For The Sunday Gazette
Turn on the TV or scroll through social media and the issues facing older New Yorkers sometimes seem invisible.
But below the radar, a seismic demographic shift is quietly transforming New York: an aging population in full boom.
New York state is graying.
The number of seniors statewide has jumped 26 percent over the past decade, while the under-65 population declined 1 percent.
This rapid aging has enormous implications, and it’s time for elected leaders to take new steps to support older New Yorkers.
Last year, Gov. Andrew Cuomo made New York the first state to join the AARP–World Health Organization Network of Age Friendly States and Communities.
But there’s a lot more he and legislators can do.
A new report from the Center for an Urban Future reveals that the older adult population is growing faster than the overall population in all of
New York’s 20 largest cities and counties; Saratoga County topped the list with a 55 percent explosion over the last decade.
Yet state spending on programs administered through the Office for the Aging is down 40 percent per older adult than in 2000, adjusted for inflation.
What’s more, there are now nearly half a million New Yorkers aged 85 or older – with Albany County seeing an 18 percent increase in the last decade.
The number of 65-plus New Yorkers living in poverty is up 11 percent since 2007—with the sharpest increase in Schenectady County, where the total nearly doubled.
And for older New Yorkers of color, poverty rates are significantly higher: 26 percent for U.S.-born Latinx seniors, 22 percent for Asian American older adults, and 19 percent for African Americans 65 and above.
New York’s older adults are also more diverse than ever:
* The number of 65-plus African Americans more than doubled in Schenectady County and more than tripled in Rensselaer County in the past decade. And the growth in the Latinx older adult population outpaced that of older whites in Schenectady and
Albany counties; the city of Albany’s U.S.-born older adult population is now nearly a quarter non-white.
* And the number of foreign-born New Yorkers ages 65 and above increased 41 percent over the past decade—more than double the increase among their U.S.-born counterparts.

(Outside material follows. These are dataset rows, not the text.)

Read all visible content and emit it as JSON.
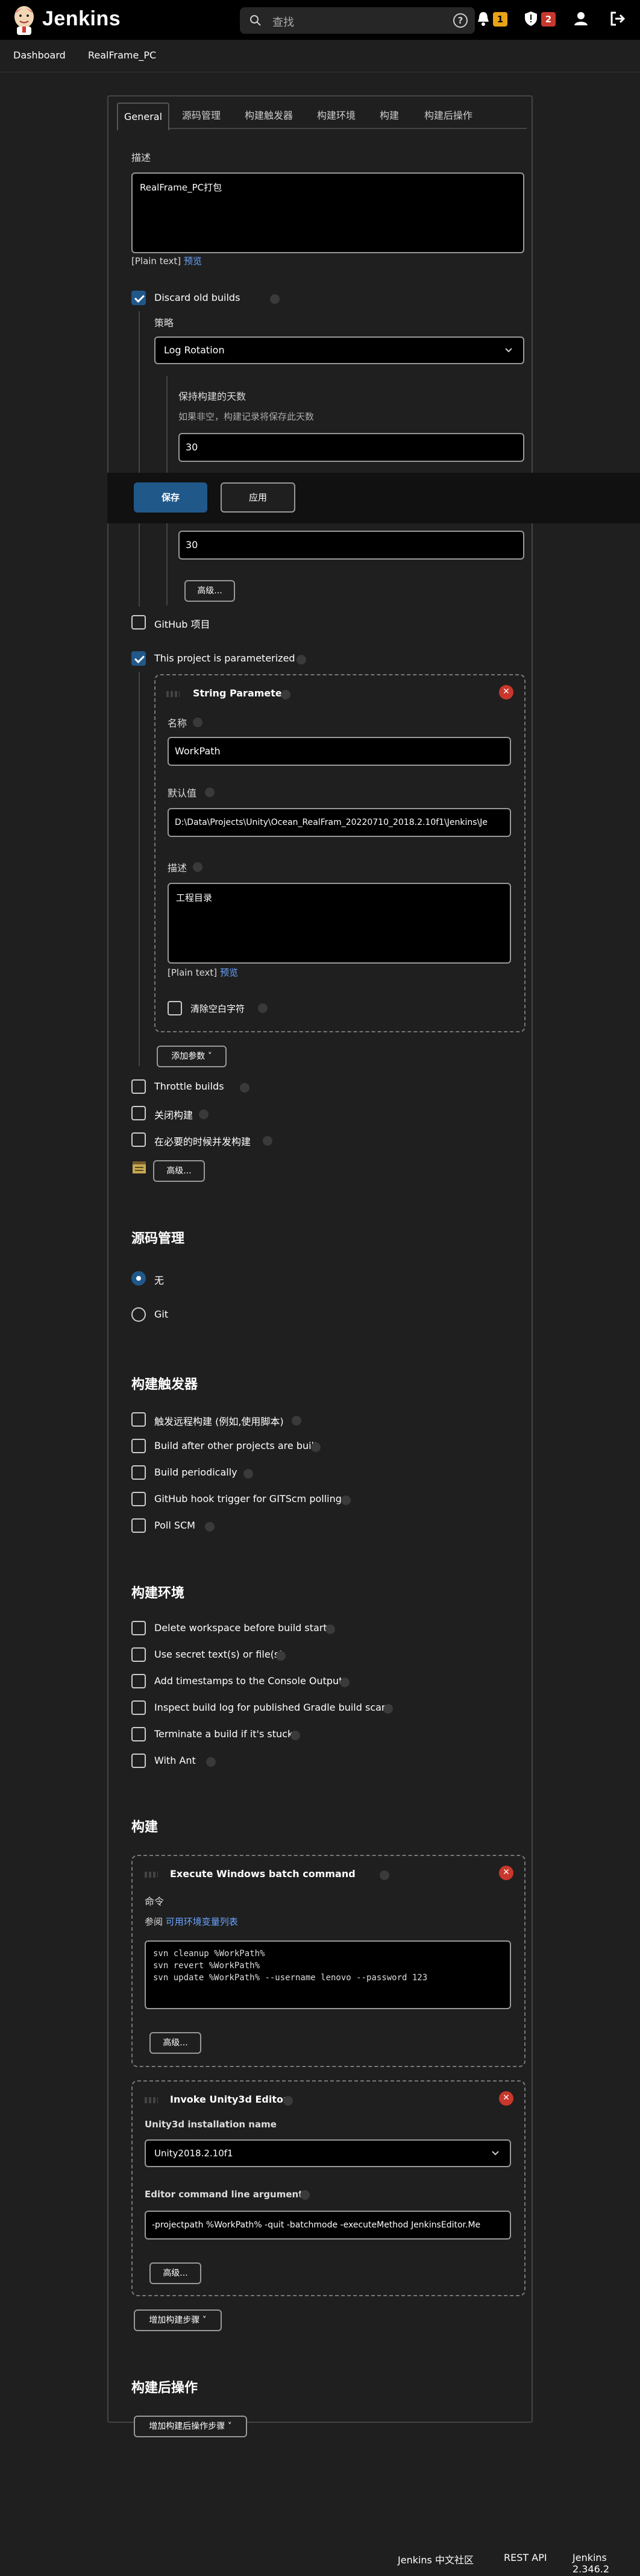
{
  "header": {
    "brand": "Jenkins",
    "search_placeholder": "查找",
    "help": "?",
    "notif_count": "1",
    "security_count": "2"
  },
  "breadcrumb": {
    "items": [
      "Dashboard",
      "RealFrame_PC"
    ]
  },
  "tabs": [
    "General",
    "源码管理",
    "构建触发器",
    "构建环境",
    "构建",
    "构建后操作"
  ],
  "general": {
    "description_label": "描述",
    "description_value": "RealFrame_PC打包",
    "plain_text": "[Plain text]",
    "preview": "预览",
    "discard_label": "Discard old builds",
    "strategy_label": "策略",
    "strategy_value": "Log Rotation",
    "keep_days_label": "保持构建的天数",
    "keep_days_hint": "如果非空，构建记录将保存此天数",
    "keep_days_value": "30",
    "keep_max_value": "30",
    "advanced": "高级...",
    "github_label": "GitHub 项目",
    "param_label": "This project is parameterized",
    "param": {
      "title": "String Parameter",
      "name_label": "名称",
      "name_value": "WorkPath",
      "default_label": "默认值",
      "default_value": "D:\\Data\\Projects\\Unity\\Ocean_RealFram_20220710_2018.2.10f1\\Jenkins\\Je",
      "desc_label": "描述",
      "desc_value": "工程目录",
      "plain_text": "[Plain text]",
      "preview": "预览",
      "trim_label": "清除空白字符"
    },
    "add_param": "添加参数",
    "throttle": "Throttle builds",
    "disable": "关闭构建",
    "concurrent": "在必要的时候并发构建",
    "advanced2": "高级..."
  },
  "save_bar": {
    "save": "保存",
    "apply": "应用"
  },
  "scm": {
    "title": "源码管理",
    "none": "无",
    "git": "Git"
  },
  "triggers": {
    "title": "构建触发器",
    "items": [
      "触发远程构建 (例如,使用脚本)",
      "Build after other projects are built",
      "Build periodically",
      "GitHub hook trigger for GITScm polling",
      "Poll SCM"
    ]
  },
  "env": {
    "title": "构建环境",
    "items": [
      "Delete workspace before build starts",
      "Use secret text(s) or file(s)",
      "Add timestamps to the Console Output",
      "Inspect build log for published Gradle build scans",
      "Terminate a build if it's stuck",
      "With Ant"
    ]
  },
  "build": {
    "title": "构建",
    "batch": {
      "title": "Execute Windows batch command",
      "cmd_label": "命令",
      "ref_prefix": "参阅 ",
      "ref_link": "可用环境变量列表",
      "code": "svn cleanup %WorkPath%\nsvn revert %WorkPath%\nsvn update %WorkPath% --username lenovo --password 123",
      "advanced": "高级..."
    },
    "unity": {
      "title": "Invoke Unity3d Editor",
      "install_label": "Unity3d installation name",
      "install_value": "Unity2018.2.10f1",
      "args_label": "Editor command line arguments",
      "args_value": "-projectpath %WorkPath% -quit -batchmode -executeMethod JenkinsEditor.Me",
      "advanced": "高级..."
    },
    "add_step": "增加构建步骤"
  },
  "post": {
    "title": "构建后操作",
    "add": "增加构建后操作步骤"
  },
  "footer": {
    "community": "Jenkins 中文社区",
    "rest": "REST API",
    "version": "Jenkins 2.346.2"
  }
}
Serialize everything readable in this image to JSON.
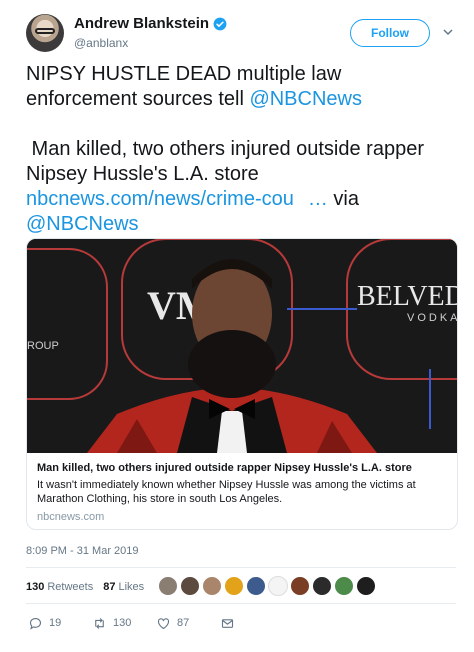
{
  "author": {
    "name": "Andrew Blankstein",
    "handle": "@anblanx",
    "verified": true
  },
  "follow_label": "Follow",
  "tweet": {
    "line1": "NIPSY HUSTLE DEAD multiple law",
    "line2_text": "enforcement sources tell ",
    "line2_mention": "@NBCNews",
    "line3": " Man killed, two others injured outside rapper",
    "line4": "Nipsey Hussle's L.A. store",
    "link_text": "nbcnews.com/news/crime-cou",
    "ellipsis": "…",
    "via": " via",
    "mention2": "@NBCNews"
  },
  "card": {
    "image_signs": {
      "vm": "VM",
      "belved": "BELVED",
      "vodka": "VODKA",
      "roup": "ROUP"
    },
    "title": "Man killed, two others injured outside rapper Nipsey Hussle's L.A. store",
    "description": "It wasn't immediately known whether Nipsey Hussle was among the victims at Marathon Clothing, his store in south Los Angeles.",
    "domain": "nbcnews.com"
  },
  "timestamp": "8:09 PM - 31 Mar 2019",
  "stats": {
    "retweets_count": "130",
    "retweets_label": "Retweets",
    "likes_count": "87",
    "likes_label": "Likes"
  },
  "actions": {
    "replies": "19",
    "retweets": "130",
    "likes": "87"
  },
  "colors": {
    "accent": "#1da1f2",
    "link": "#1b95e0",
    "muted": "#657786"
  },
  "icons": [
    "verified-badge-icon",
    "chevron-down-icon",
    "reply-icon",
    "retweet-icon",
    "heart-icon",
    "message-icon"
  ]
}
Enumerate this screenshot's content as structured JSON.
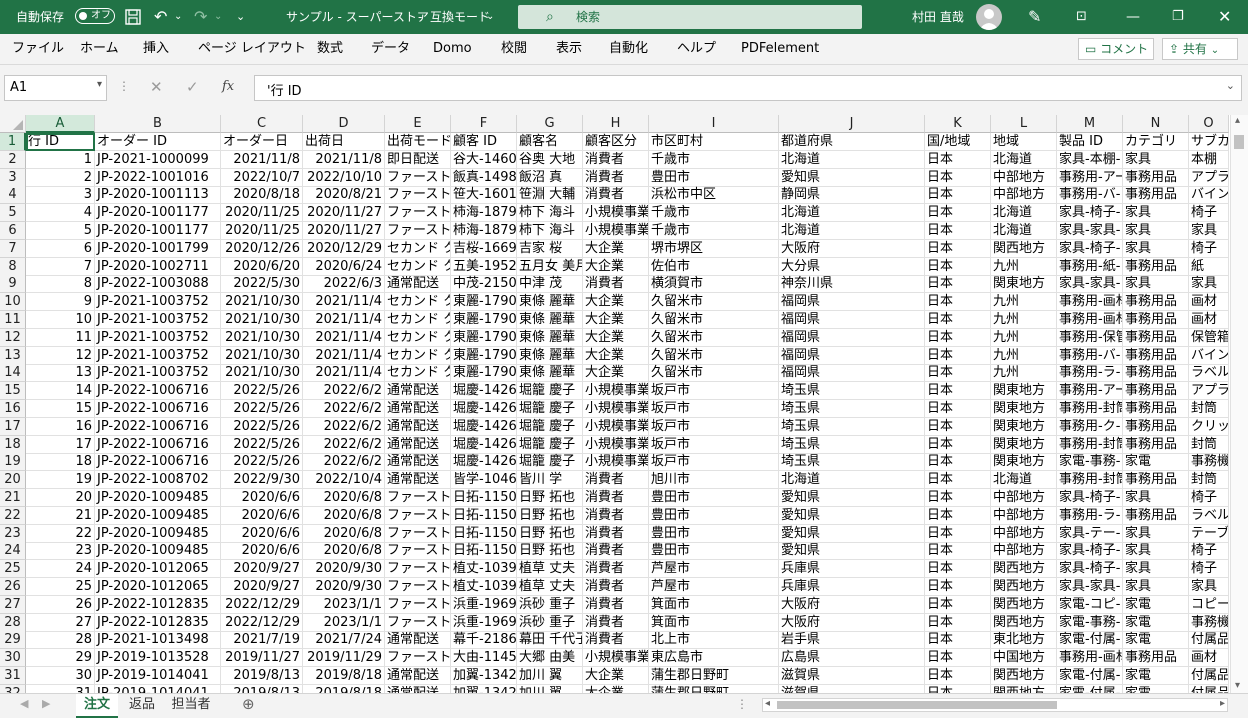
{
  "titlebar": {
    "autosave_label": "自動保存",
    "autosave_state": "オフ",
    "doc_title": "サンプル - スーパーストア",
    "mode_label": "互換モード",
    "search_placeholder": "検索",
    "user_name": "村田 直哉"
  },
  "ribbon": {
    "tabs": [
      "ファイル",
      "ホーム",
      "挿入",
      "ページ レイアウト",
      "数式",
      "データ",
      "Domo",
      "校閲",
      "表示",
      "自動化",
      "ヘルプ",
      "PDFelement"
    ],
    "comment_label": "コメント",
    "share_label": "共有"
  },
  "formula_bar": {
    "name_box": "A1",
    "fx_label": "fx",
    "content": "'行 ID"
  },
  "sheet": {
    "columns": [
      "A",
      "B",
      "C",
      "D",
      "E",
      "F",
      "G",
      "H",
      "I",
      "J",
      "K",
      "L",
      "M",
      "N",
      "O"
    ],
    "row_numbers": [
      "1",
      "2",
      "3",
      "4",
      "5",
      "6",
      "7",
      "8",
      "9",
      "10",
      "11",
      "12",
      "13",
      "14",
      "15",
      "16",
      "17",
      "18",
      "19",
      "20",
      "21",
      "22",
      "23",
      "24",
      "25",
      "26",
      "27",
      "28",
      "29",
      "30",
      "31",
      "32"
    ],
    "rows": [
      [
        "行 ID",
        "オーダー ID",
        "オーダー日",
        "出荷日",
        "出荷モード",
        "顧客 ID",
        "顧客名",
        "顧客区分",
        "市区町村",
        "都道府県",
        "国/地域",
        "地域",
        "製品 ID",
        "カテゴリ",
        "サブカ"
      ],
      [
        "1",
        "JP-2021-1000099",
        "2021/11/8",
        "2021/11/8",
        "即日配送",
        "谷大-14605",
        "谷奥 大地",
        "消費者",
        "千歳市",
        "北海道",
        "日本",
        "北海道",
        "家具-本棚-",
        "家具",
        "本棚"
      ],
      [
        "2",
        "JP-2022-1001016",
        "2022/10/7",
        "2022/10/10",
        "ファースト",
        "飯真-14980",
        "飯沼 真",
        "消費者",
        "豊田市",
        "愛知県",
        "日本",
        "中部地方",
        "事務用-アー",
        "事務用品",
        "アプラ"
      ],
      [
        "3",
        "JP-2020-1001113",
        "2020/8/18",
        "2020/8/21",
        "ファースト",
        "笹大-16015",
        "笹淵 大輔",
        "消費者",
        "浜松市中区",
        "静岡県",
        "日本",
        "中部地方",
        "事務用-バ-",
        "事務用品",
        "バイン"
      ],
      [
        "4",
        "JP-2020-1001177",
        "2020/11/25",
        "2020/11/27",
        "ファースト",
        "柿海-18790",
        "柿下 海斗",
        "小規模事業",
        "千歳市",
        "北海道",
        "日本",
        "北海道",
        "家具-椅子-",
        "家具",
        "椅子"
      ],
      [
        "5",
        "JP-2020-1001177",
        "2020/11/25",
        "2020/11/27",
        "ファースト",
        "柿海-18790",
        "柿下 海斗",
        "小規模事業",
        "千歳市",
        "北海道",
        "日本",
        "北海道",
        "家具-家具-",
        "家具",
        "家具"
      ],
      [
        "6",
        "JP-2020-1001799",
        "2020/12/26",
        "2020/12/29",
        "セカンド ク",
        "吉桜-16690",
        "吉家 桜",
        "大企業",
        "堺市堺区",
        "大阪府",
        "日本",
        "関西地方",
        "家具-椅子-",
        "家具",
        "椅子"
      ],
      [
        "7",
        "JP-2020-1002711",
        "2020/6/20",
        "2020/6/24",
        "セカンド ク",
        "五美-19525",
        "五月女 美月",
        "大企業",
        "佐伯市",
        "大分県",
        "日本",
        "九州",
        "事務用-紙-",
        "事務用品",
        "紙"
      ],
      [
        "8",
        "JP-2022-1003088",
        "2022/5/30",
        "2022/6/3",
        "通常配送",
        "中茂-21505",
        "中津 茂",
        "消費者",
        "横須賀市",
        "神奈川県",
        "日本",
        "関東地方",
        "家具-家具-",
        "家具",
        "家具"
      ],
      [
        "9",
        "JP-2021-1003752",
        "2021/10/30",
        "2021/11/4",
        "セカンド ク",
        "東麗-17905",
        "東條 麗華",
        "大企業",
        "久留米市",
        "福岡県",
        "日本",
        "九州",
        "事務用-画材",
        "事務用品",
        "画材"
      ],
      [
        "10",
        "JP-2021-1003752",
        "2021/10/30",
        "2021/11/4",
        "セカンド ク",
        "東麗-17905",
        "東條 麗華",
        "大企業",
        "久留米市",
        "福岡県",
        "日本",
        "九州",
        "事務用-画材",
        "事務用品",
        "画材"
      ],
      [
        "11",
        "JP-2021-1003752",
        "2021/10/30",
        "2021/11/4",
        "セカンド ク",
        "東麗-17905",
        "東條 麗華",
        "大企業",
        "久留米市",
        "福岡県",
        "日本",
        "九州",
        "事務用-保管",
        "事務用品",
        "保管箱"
      ],
      [
        "12",
        "JP-2021-1003752",
        "2021/10/30",
        "2021/11/4",
        "セカンド ク",
        "東麗-17905",
        "東條 麗華",
        "大企業",
        "久留米市",
        "福岡県",
        "日本",
        "九州",
        "事務用-バ-",
        "事務用品",
        "バイン"
      ],
      [
        "13",
        "JP-2021-1003752",
        "2021/10/30",
        "2021/11/4",
        "セカンド ク",
        "東麗-17905",
        "東條 麗華",
        "大企業",
        "久留米市",
        "福岡県",
        "日本",
        "九州",
        "事務用-ラ-",
        "事務用品",
        "ラベル"
      ],
      [
        "14",
        "JP-2022-1006716",
        "2022/5/26",
        "2022/6/2",
        "通常配送",
        "堀慶-14260",
        "堀籠 慶子",
        "小規模事業",
        "坂戸市",
        "埼玉県",
        "日本",
        "関東地方",
        "事務用-アー",
        "事務用品",
        "アプラ"
      ],
      [
        "15",
        "JP-2022-1006716",
        "2022/5/26",
        "2022/6/2",
        "通常配送",
        "堀慶-14260",
        "堀籠 慶子",
        "小規模事業",
        "坂戸市",
        "埼玉県",
        "日本",
        "関東地方",
        "事務用-封筒",
        "事務用品",
        "封筒"
      ],
      [
        "16",
        "JP-2022-1006716",
        "2022/5/26",
        "2022/6/2",
        "通常配送",
        "堀慶-14260",
        "堀籠 慶子",
        "小規模事業",
        "坂戸市",
        "埼玉県",
        "日本",
        "関東地方",
        "事務用-ク-",
        "事務用品",
        "クリッ"
      ],
      [
        "17",
        "JP-2022-1006716",
        "2022/5/26",
        "2022/6/2",
        "通常配送",
        "堀慶-14260",
        "堀籠 慶子",
        "小規模事業",
        "坂戸市",
        "埼玉県",
        "日本",
        "関東地方",
        "事務用-封筒",
        "事務用品",
        "封筒"
      ],
      [
        "18",
        "JP-2022-1006716",
        "2022/5/26",
        "2022/6/2",
        "通常配送",
        "堀慶-14260",
        "堀籠 慶子",
        "小規模事業",
        "坂戸市",
        "埼玉県",
        "日本",
        "関東地方",
        "家電-事務-",
        "家電",
        "事務機"
      ],
      [
        "19",
        "JP-2022-1008702",
        "2022/9/30",
        "2022/10/4",
        "通常配送",
        "皆学-10465",
        "皆川 学",
        "消費者",
        "旭川市",
        "北海道",
        "日本",
        "北海道",
        "事務用-封筒",
        "事務用品",
        "封筒"
      ],
      [
        "20",
        "JP-2020-1009485",
        "2020/6/6",
        "2020/6/8",
        "ファースト",
        "日拓-11500",
        "日野 拓也",
        "消費者",
        "豊田市",
        "愛知県",
        "日本",
        "中部地方",
        "家具-椅子-",
        "家具",
        "椅子"
      ],
      [
        "21",
        "JP-2020-1009485",
        "2020/6/6",
        "2020/6/8",
        "ファースト",
        "日拓-11500",
        "日野 拓也",
        "消費者",
        "豊田市",
        "愛知県",
        "日本",
        "中部地方",
        "事務用-ラ-",
        "事務用品",
        "ラベル"
      ],
      [
        "22",
        "JP-2020-1009485",
        "2020/6/6",
        "2020/6/8",
        "ファースト",
        "日拓-11500",
        "日野 拓也",
        "消費者",
        "豊田市",
        "愛知県",
        "日本",
        "中部地方",
        "家具-テー-",
        "家具",
        "テーブ"
      ],
      [
        "23",
        "JP-2020-1009485",
        "2020/6/6",
        "2020/6/8",
        "ファースト",
        "日拓-11500",
        "日野 拓也",
        "消費者",
        "豊田市",
        "愛知県",
        "日本",
        "中部地方",
        "家具-椅子-",
        "家具",
        "椅子"
      ],
      [
        "24",
        "JP-2020-1012065",
        "2020/9/27",
        "2020/9/30",
        "ファースト",
        "植丈-10390",
        "植草 丈夫",
        "消費者",
        "芦屋市",
        "兵庫県",
        "日本",
        "関西地方",
        "家具-椅子-",
        "家具",
        "椅子"
      ],
      [
        "25",
        "JP-2020-1012065",
        "2020/9/27",
        "2020/9/30",
        "ファースト",
        "植丈-10390",
        "植草 丈夫",
        "消費者",
        "芦屋市",
        "兵庫県",
        "日本",
        "関西地方",
        "家具-家具-",
        "家具",
        "家具"
      ],
      [
        "26",
        "JP-2022-1012835",
        "2022/12/29",
        "2023/1/1",
        "ファースト",
        "浜重-19690",
        "浜砂 重子",
        "消費者",
        "箕面市",
        "大阪府",
        "日本",
        "関西地方",
        "家電-コピ-",
        "家電",
        "コピー"
      ],
      [
        "27",
        "JP-2022-1012835",
        "2022/12/29",
        "2023/1/1",
        "ファースト",
        "浜重-19690",
        "浜砂 重子",
        "消費者",
        "箕面市",
        "大阪府",
        "日本",
        "関西地方",
        "家電-事務-",
        "家電",
        "事務機"
      ],
      [
        "28",
        "JP-2021-1013498",
        "2021/7/19",
        "2021/7/24",
        "通常配送",
        "幕千-21865",
        "幕田 千代子",
        "消費者",
        "北上市",
        "岩手県",
        "日本",
        "東北地方",
        "家電-付属-",
        "家電",
        "付属品"
      ],
      [
        "29",
        "JP-2019-1013528",
        "2019/11/27",
        "2019/11/29",
        "ファースト",
        "大由-11455",
        "大郷 由美",
        "小規模事業",
        "東広島市",
        "広島県",
        "日本",
        "中国地方",
        "事務用-画材",
        "事務用品",
        "画材"
      ],
      [
        "30",
        "JP-2019-1014041",
        "2019/8/13",
        "2019/8/18",
        "通常配送",
        "加翼-13420",
        "加川 翼",
        "大企業",
        "蒲生郡日野町",
        "滋賀県",
        "日本",
        "関西地方",
        "家電-付属-",
        "家電",
        "付属品"
      ],
      [
        "31",
        "JP-2019-1014041",
        "2019/8/13",
        "2019/8/18",
        "通常配送",
        "加翼-13420",
        "加川 翼",
        "大企業",
        "蒲生郡日野町",
        "滋賀県",
        "日本",
        "関西地方",
        "家電-付属-",
        "家電",
        "付属品"
      ]
    ]
  },
  "sheet_tabs": [
    "注文",
    "返品",
    "担当者"
  ],
  "colors": {
    "accent": "#217346",
    "header_bg": "#f3f3f3",
    "selected_header": "#d3e9db"
  }
}
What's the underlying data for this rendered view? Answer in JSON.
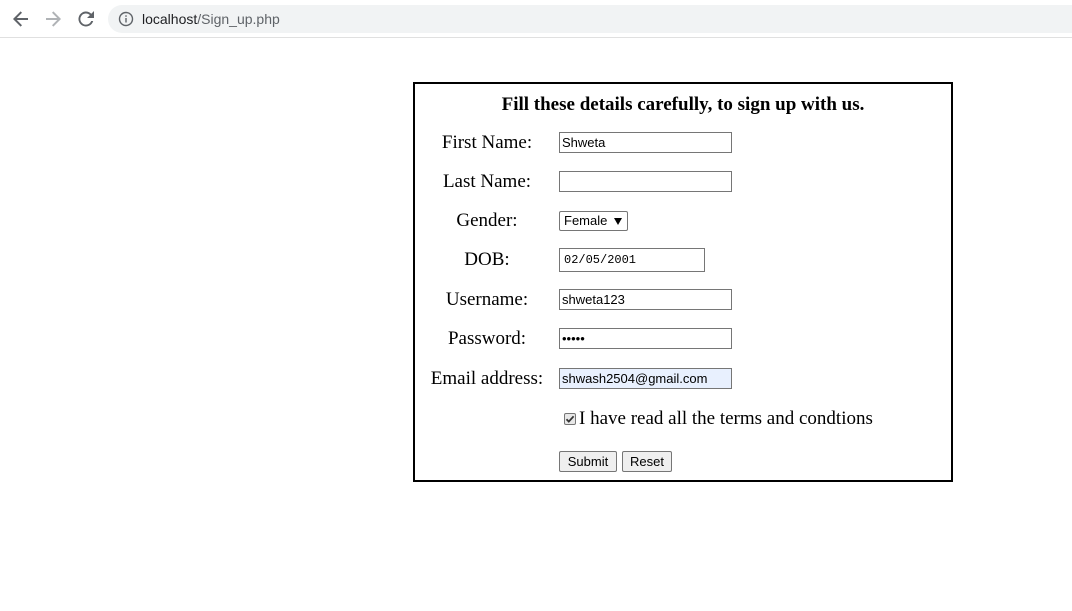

Today, immigrants make up 28 percent of all older adults in the state. Many of them face unique challenges, and the need for culturally competent services—including in languages other than English—is rising.
To their credit, Gov. Cuomo and state lawmakers have proposed increasing funding by an historic $15 million to $16 million for cost-effective services that help older working- and middle-class New Yorkers remain in their own homes as they age.
This increase must be included in the final state budget due April 1, but lawmakers should add to it; a $25 million boost would help eliminate waiting lists around the state.
Legislators should also enact a tax credit to help family caregivers offset some of thenearly $7,000 each spends out-of-pocket on average for caregiving annually — and support programs to train and retain the state’s dangerously stretched caregiving workforce.
Likewise, New York should take steps to continue protecting older adults from foreclosure and fraud with housing and legal services that will otherwise run out of funding March 31.
These investments make both common sense and fiscal sense; without adequately funding in-home services, people may be forced into nursing homes at a far greater cost to taxpayers. These are among solutions AARP is engaged in developing as part of a multi-year effort to disrupt disparities impacting older communities of color around New York.
The aging of New York’s population is one of the most significant demographic trends in a generation.
By making support for older adults a top priority statewide, elected leaders can help ensure that more New Yorkers can grow older with dignity and security.
Jonathan Bowles is executive director of the Center for an Urban Future, an independent think tank focused on expanding economic opportunity in New York. Beth Finkel is New York State director of AARP.